**Work request**
Leaving out every picture, quote the data below exactly as it appears.
-- Records follows --
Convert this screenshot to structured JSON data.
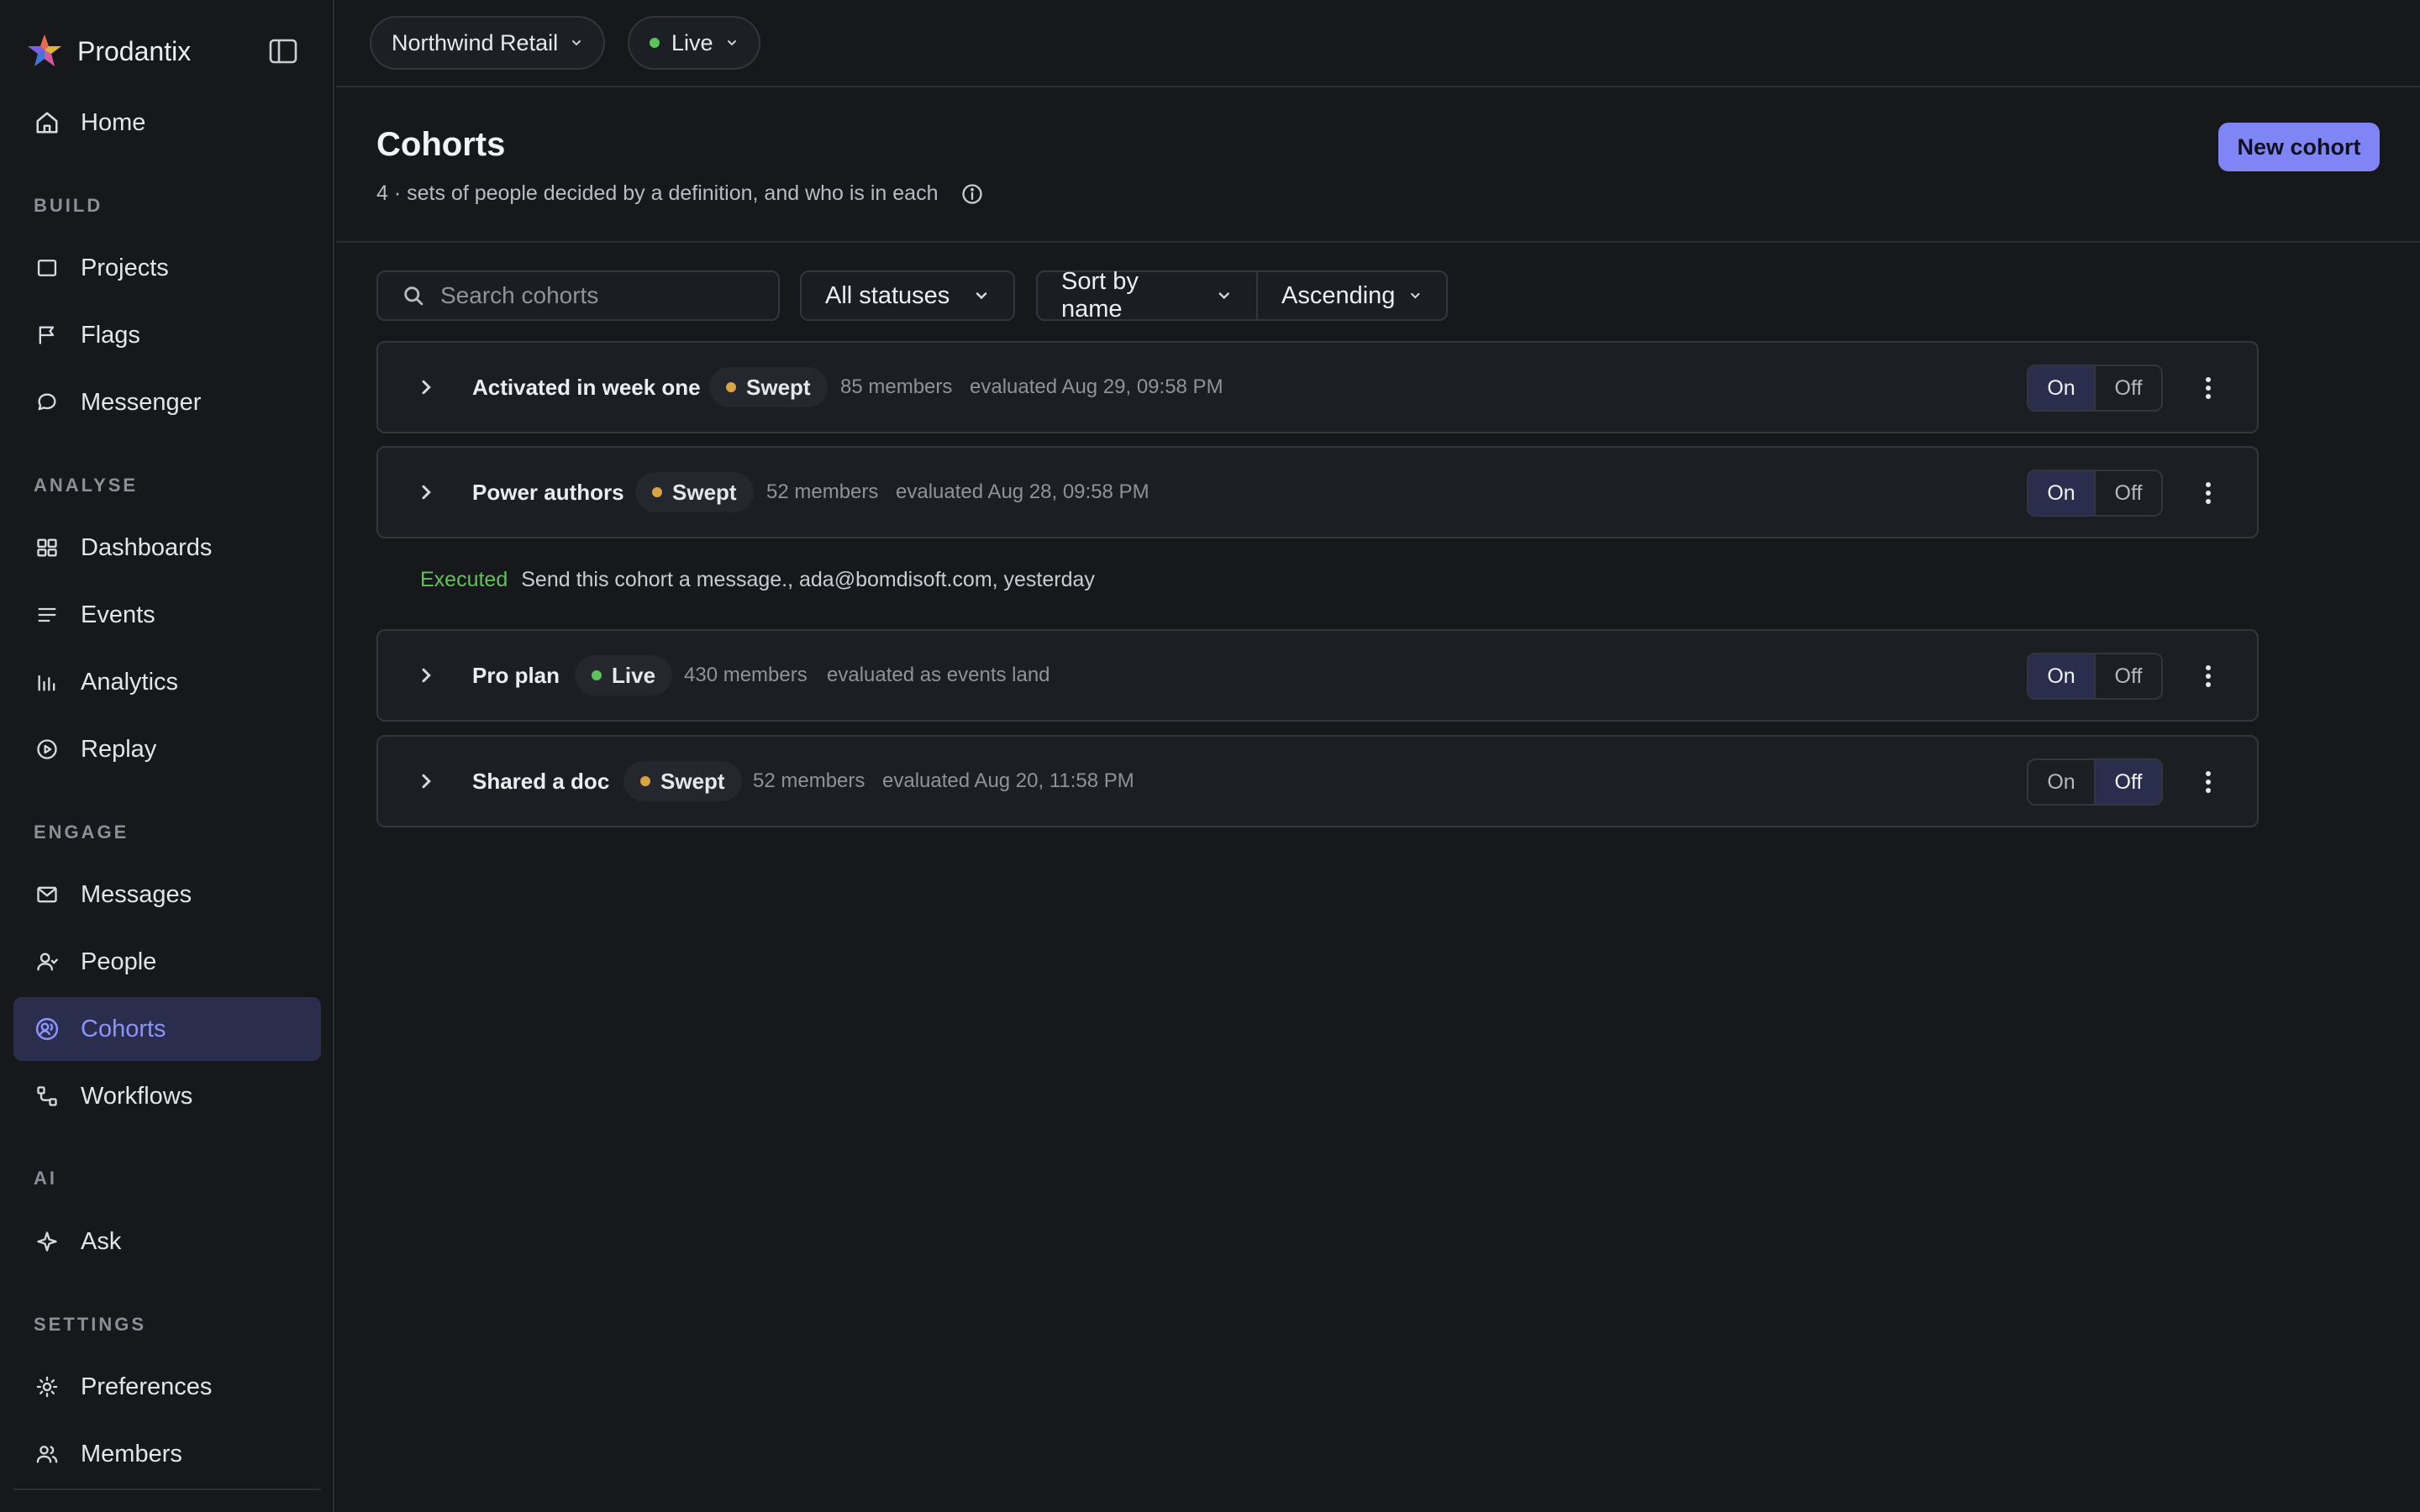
{
  "app": {
    "name": "Prodantix"
  },
  "sidebar": {
    "home": "Home",
    "sections": {
      "build": "BUILD",
      "analyse": "ANALYSE",
      "engage": "ENGAGE",
      "ai": "AI",
      "settings": "SETTINGS"
    },
    "items": {
      "projects": "Projects",
      "flags": "Flags",
      "messenger": "Messenger",
      "dashboards": "Dashboards",
      "events": "Events",
      "analytics": "Analytics",
      "replay": "Replay",
      "messages": "Messages",
      "people": "People",
      "cohorts": "Cohorts",
      "workflows": "Workflows",
      "ask": "Ask",
      "preferences": "Preferences",
      "members": "Members"
    },
    "active": "cohorts"
  },
  "topbar": {
    "workspace": "Northwind Retail",
    "environment": "Live",
    "environment_color": "#5cc25a"
  },
  "header": {
    "title": "Cohorts",
    "subtitle": "4 · sets of people decided by a definition, and who is in each",
    "new_button": "New cohort"
  },
  "toolbar": {
    "search_placeholder": "Search cohorts",
    "status_filter": "All statuses",
    "sort_by": "Sort by name",
    "sort_order": "Ascending"
  },
  "cohorts": [
    {
      "name": "Activated in week one",
      "status": "Swept",
      "status_color": "#d9a441",
      "members": "85 members",
      "evaluated": "evaluated Aug 29, 09:58 PM",
      "on": "On",
      "off": "Off",
      "enabled": true
    },
    {
      "name": "Power authors",
      "status": "Swept",
      "status_color": "#d9a441",
      "members": "52 members",
      "evaluated": "evaluated Aug 28, 09:58 PM",
      "on": "On",
      "off": "Off",
      "enabled": true
    },
    {
      "name": "Pro plan",
      "status": "Live",
      "status_color": "#5cc25a",
      "members": "430 members",
      "evaluated": "evaluated as events land",
      "on": "On",
      "off": "Off",
      "enabled": true
    },
    {
      "name": "Shared a doc",
      "status": "Swept",
      "status_color": "#d9a441",
      "members": "52 members",
      "evaluated": "evaluated Aug 20, 11:58 PM",
      "on": "On",
      "off": "Off",
      "enabled": false
    }
  ],
  "execution_note": {
    "label": "Executed",
    "text": "Send this cohort a message., ada@bomdisoft.com, yesterday",
    "label_color": "#64c15a"
  },
  "colors": {
    "accent": "#7f85f5",
    "active_nav_bg": "#2a2d4c",
    "background": "#16181c"
  }
}
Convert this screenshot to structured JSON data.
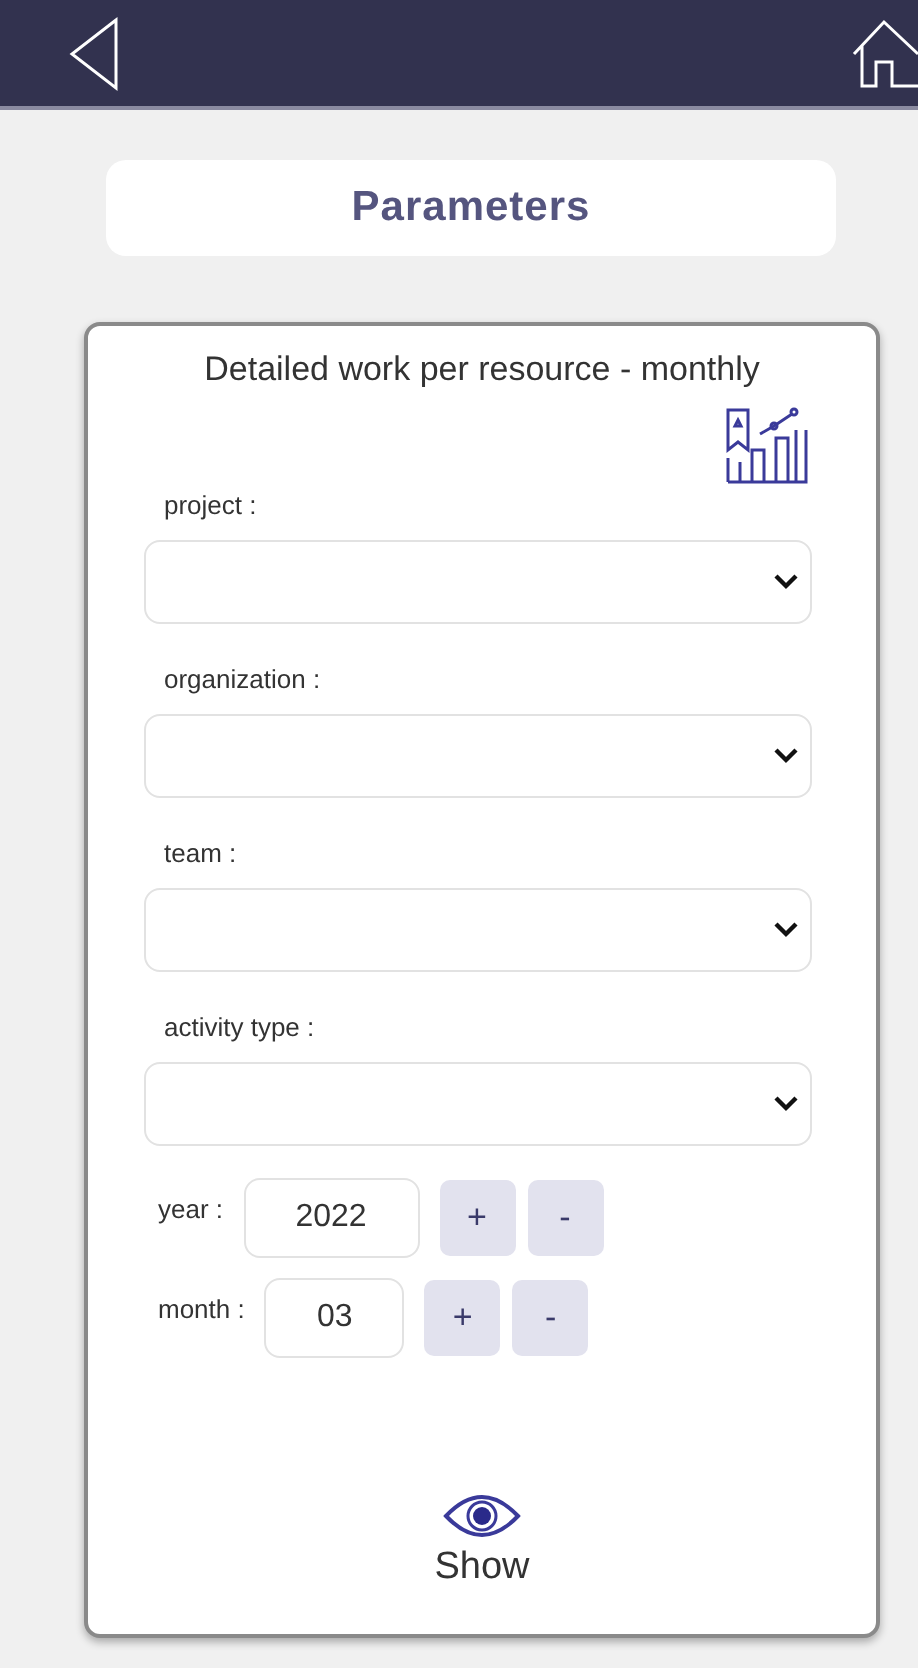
{
  "title": "Parameters",
  "card": {
    "title": "Detailed work per resource - monthly",
    "selects": [
      {
        "label": "project :"
      },
      {
        "label": "organization :"
      },
      {
        "label": "team :"
      },
      {
        "label": "activity type :"
      }
    ],
    "steppers": [
      {
        "label": "year :",
        "value": "2022",
        "plus": "+",
        "minus": "-"
      },
      {
        "label": "month :",
        "value": "03",
        "plus": "+",
        "minus": "-"
      }
    ],
    "action": {
      "label": "Show"
    }
  }
}
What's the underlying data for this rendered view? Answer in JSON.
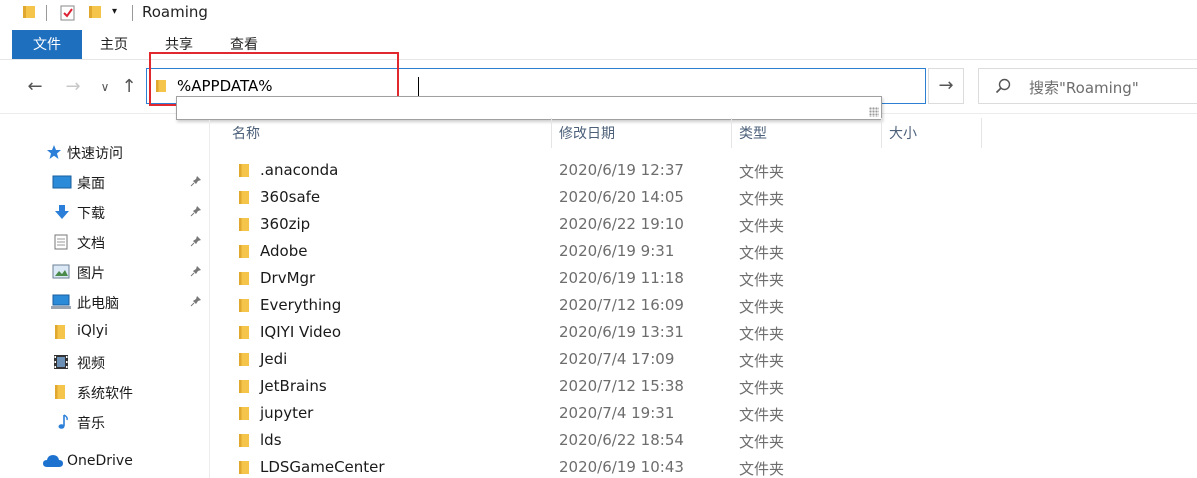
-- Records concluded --
**Final answer**
Convert this screenshot to structured JSON data.
{
  "app": {
    "name": "Prodantix"
  },
  "sidebar": {
    "home": "Home",
    "sections": {
      "build": "BUILD",
      "analyse": "ANALYSE",
      "engage": "ENGAGE",
      "ai": "AI",
      "settings": "SETTINGS"
    },
    "items": {
      "projects": "Projects",
      "flags": "Flags",
      "messenger": "Messenger",
      "dashboards": "Dashboards",
      "events": "Events",
      "analytics": "Analytics",
      "replay": "Replay",
      "messages": "Messages",
      "people": "People",
      "cohorts": "Cohorts",
      "workflows": "Workflows",
      "ask": "Ask",
      "preferences": "Preferences",
      "members": "Members"
    },
    "active": "cohorts"
  },
  "topbar": {
    "workspace": "Northwind Retail",
    "environment": "Live",
    "environment_color": "#5cc25a"
  },
  "header": {
    "title": "Cohorts",
    "subtitle": "4 · sets of people decided by a definition, and who is in each",
    "new_button": "New cohort"
  },
  "toolbar": {
    "search_placeholder": "Search cohorts",
    "status_filter": "All statuses",
    "sort_by": "Sort by name",
    "sort_order": "Ascending"
  },
  "cohorts": [
    {
      "name": "Activated in week one",
      "status": "Swept",
      "status_color": "#d9a441",
      "members": "85 members",
      "evaluated": "evaluated Aug 29, 09:58 PM",
      "on": "On",
      "off": "Off",
      "enabled": true
    },
    {
      "name": "Power authors",
      "status": "Swept",
      "status_color": "#d9a441",
      "members": "52 members",
      "evaluated": "evaluated Aug 28, 09:58 PM",
      "on": "On",
      "off": "Off",
      "enabled": true
    },
    {
      "name": "Pro plan",
      "status": "Live",
      "status_color": "#5cc25a",
      "members": "430 members",
      "evaluated": "evaluated as events land",
      "on": "On",
      "off": "Off",
      "enabled": true
    },
    {
      "name": "Shared a doc",
      "status": "Swept",
      "status_color": "#d9a441",
      "members": "52 members",
      "evaluated": "evaluated Aug 20, 11:58 PM",
      "on": "On",
      "off": "Off",
      "enabled": false
    }
  ],
  "execution_note": {
    "label": "Executed",
    "text": "Send this cohort a message., ada@bomdisoft.com, yesterday",
    "label_color": "#64c15a"
  },
  "colors": {
    "accent": "#7f85f5",
    "active_nav_bg": "#2a2d4c",
    "background": "#16181c"
  }
}
Convert this screenshot to structured JSON data.
{
  "title": "Parameters",
  "card": {
    "title": "Detailed work per resource - monthly",
    "selects": [
      {
        "label": "project :"
      },
      {
        "label": "organization :"
      },
      {
        "label": "team :"
      },
      {
        "label": "activity type :"
      }
    ],
    "steppers": [
      {
        "label": "year :",
        "value": "2022",
        "plus": "+",
        "minus": "-"
      },
      {
        "label": "month :",
        "value": "03",
        "plus": "+",
        "minus": "-"
      }
    ],
    "action": {
      "label": "Show"
    }
  }
}
What's the underlying data for this rendered view? Answer in JSON.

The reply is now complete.